**Instructions for the task:**
Reproduce all of the records exactly.

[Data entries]
****************************************
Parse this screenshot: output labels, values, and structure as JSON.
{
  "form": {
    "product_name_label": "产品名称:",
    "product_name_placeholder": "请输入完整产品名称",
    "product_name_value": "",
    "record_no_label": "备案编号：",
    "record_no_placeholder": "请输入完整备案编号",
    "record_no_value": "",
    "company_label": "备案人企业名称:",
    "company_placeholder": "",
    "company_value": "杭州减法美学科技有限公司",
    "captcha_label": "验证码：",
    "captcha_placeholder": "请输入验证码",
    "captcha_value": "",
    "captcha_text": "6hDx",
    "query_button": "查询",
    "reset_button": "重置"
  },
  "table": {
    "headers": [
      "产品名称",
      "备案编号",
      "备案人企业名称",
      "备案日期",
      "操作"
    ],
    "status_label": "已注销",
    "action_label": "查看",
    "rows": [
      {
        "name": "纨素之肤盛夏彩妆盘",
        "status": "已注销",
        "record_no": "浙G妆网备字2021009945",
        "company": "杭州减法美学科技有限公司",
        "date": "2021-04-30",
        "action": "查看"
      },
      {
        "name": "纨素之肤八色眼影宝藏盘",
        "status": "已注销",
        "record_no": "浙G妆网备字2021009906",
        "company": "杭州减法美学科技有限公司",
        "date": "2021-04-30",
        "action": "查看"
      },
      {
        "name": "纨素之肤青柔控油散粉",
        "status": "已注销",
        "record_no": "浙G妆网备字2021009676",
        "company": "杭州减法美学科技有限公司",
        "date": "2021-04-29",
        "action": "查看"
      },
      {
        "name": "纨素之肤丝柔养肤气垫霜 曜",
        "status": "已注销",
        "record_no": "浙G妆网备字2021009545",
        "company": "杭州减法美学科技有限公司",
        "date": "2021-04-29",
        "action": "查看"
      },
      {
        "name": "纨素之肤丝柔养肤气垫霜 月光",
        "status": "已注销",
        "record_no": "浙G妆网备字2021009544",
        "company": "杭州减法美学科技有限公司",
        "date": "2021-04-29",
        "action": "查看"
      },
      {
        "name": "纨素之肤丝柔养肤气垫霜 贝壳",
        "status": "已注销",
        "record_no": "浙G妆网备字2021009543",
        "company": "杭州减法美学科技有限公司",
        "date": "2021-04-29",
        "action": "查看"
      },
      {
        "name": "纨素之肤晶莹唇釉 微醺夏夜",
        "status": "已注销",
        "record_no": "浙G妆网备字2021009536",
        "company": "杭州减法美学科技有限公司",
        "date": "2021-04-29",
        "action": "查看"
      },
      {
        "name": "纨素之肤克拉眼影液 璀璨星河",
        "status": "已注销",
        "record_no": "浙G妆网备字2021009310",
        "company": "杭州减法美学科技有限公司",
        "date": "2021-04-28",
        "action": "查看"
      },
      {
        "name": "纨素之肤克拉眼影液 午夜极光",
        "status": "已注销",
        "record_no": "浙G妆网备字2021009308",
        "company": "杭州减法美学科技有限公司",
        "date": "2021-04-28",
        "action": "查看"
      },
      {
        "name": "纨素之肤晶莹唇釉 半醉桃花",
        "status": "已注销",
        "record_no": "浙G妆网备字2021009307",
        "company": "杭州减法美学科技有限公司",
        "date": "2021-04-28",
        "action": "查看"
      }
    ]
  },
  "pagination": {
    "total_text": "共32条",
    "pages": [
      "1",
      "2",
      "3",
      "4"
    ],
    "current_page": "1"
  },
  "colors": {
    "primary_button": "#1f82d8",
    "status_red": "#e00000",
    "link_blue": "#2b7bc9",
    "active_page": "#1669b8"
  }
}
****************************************
**Solution:**
Parse this screenshot: output labels, values, and structure as JSON.
{
  "form": {
    "product_name_label": "产品名称:",
    "product_name_placeholder": "请输入完整产品名称",
    "product_name_value": "",
    "record_no_label": "备案编号：",
    "record_no_placeholder": "请输入完整备案编号",
    "record_no_value": "",
    "company_label": "备案人企业名称:",
    "company_placeholder": "",
    "company_value": "杭州减法美学科技有限公司",
    "captcha_label": "验证码：",
    "captcha_placeholder": "请输入验证码",
    "captcha_value": "",
    "captcha_text": "6hDx",
    "query_button": "查询",
    "reset_button": "重置"
  },
  "table": {
    "headers": [
      "产品名称",
      "备案编号",
      "备案人企业名称",
      "备案日期",
      "操作"
    ],
    "status_label": "已注销",
    "action_label": "查看",
    "rows": [
      {
        "name": "纨素之肤盛夏彩妆盘",
        "status": "已注销",
        "record_no": "浙G妆网备字2021009945",
        "company": "杭州减法美学科技有限公司",
        "date": "2021-04-30",
        "action": "查看"
      },
      {
        "name": "纨素之肤八色眼影宝藏盘",
        "status": "已注销",
        "record_no": "浙G妆网备字2021009906",
        "company": "杭州减法美学科技有限公司",
        "date": "2021-04-30",
        "action": "查看"
      },
      {
        "name": "纨素之肤青柔控油散粉",
        "status": "已注销",
        "record_no": "浙G妆网备字2021009676",
        "company": "杭州减法美学科技有限公司",
        "date": "2021-04-29",
        "action": "查看"
      },
      {
        "name": "纨素之肤丝柔养肤气垫霜 曜",
        "status": "已注销",
        "record_no": "浙G妆网备字2021009545",
        "company": "杭州减法美学科技有限公司",
        "date": "2021-04-29",
        "action": "查看"
      },
      {
        "name": "纨素之肤丝柔养肤气垫霜 月光",
        "status": "已注销",
        "record_no": "浙G妆网备字2021009544",
        "company": "杭州减法美学科技有限公司",
        "date": "2021-04-29",
        "action": "查看"
      },
      {
        "name": "纨素之肤丝柔养肤气垫霜 贝壳",
        "status": "已注销",
        "record_no": "浙G妆网备字2021009543",
        "company": "杭州减法美学科技有限公司",
        "date": "2021-04-29",
        "action": "查看"
      },
      {
        "name": "纨素之肤晶莹唇釉 微醺夏夜",
        "status": "已注销",
        "record_no": "浙G妆网备字2021009536",
        "company": "杭州减法美学科技有限公司",
        "date": "2021-04-29",
        "action": "查看"
      },
      {
        "name": "纨素之肤克拉眼影液 璀璨星河",
        "status": "已注销",
        "record_no": "浙G妆网备字2021009310",
        "company": "杭州减法美学科技有限公司",
        "date": "2021-04-28",
        "action": "查看"
      },
      {
        "name": "纨素之肤克拉眼影液 午夜极光",
        "status": "已注销",
        "record_no": "浙G妆网备字2021009308",
        "company": "杭州减法美学科技有限公司",
        "date": "2021-04-28",
        "action": "查看"
      },
      {
        "name": "纨素之肤晶莹唇釉 半醉桃花",
        "status": "已注销",
        "record_no": "浙G妆网备字2021009307",
        "company": "杭州减法美学科技有限公司",
        "date": "2021-04-28",
        "action": "查看"
      }
    ]
  },
  "pagination": {
    "total_text": "共32条",
    "pages": [
      "1",
      "2",
      "3",
      "4"
    ],
    "current_page": "1"
  },
  "colors": {
    "primary_button": "#1f82d8",
    "status_red": "#e00000",
    "link_blue": "#2b7bc9",
    "active_page": "#1669b8"
  }
}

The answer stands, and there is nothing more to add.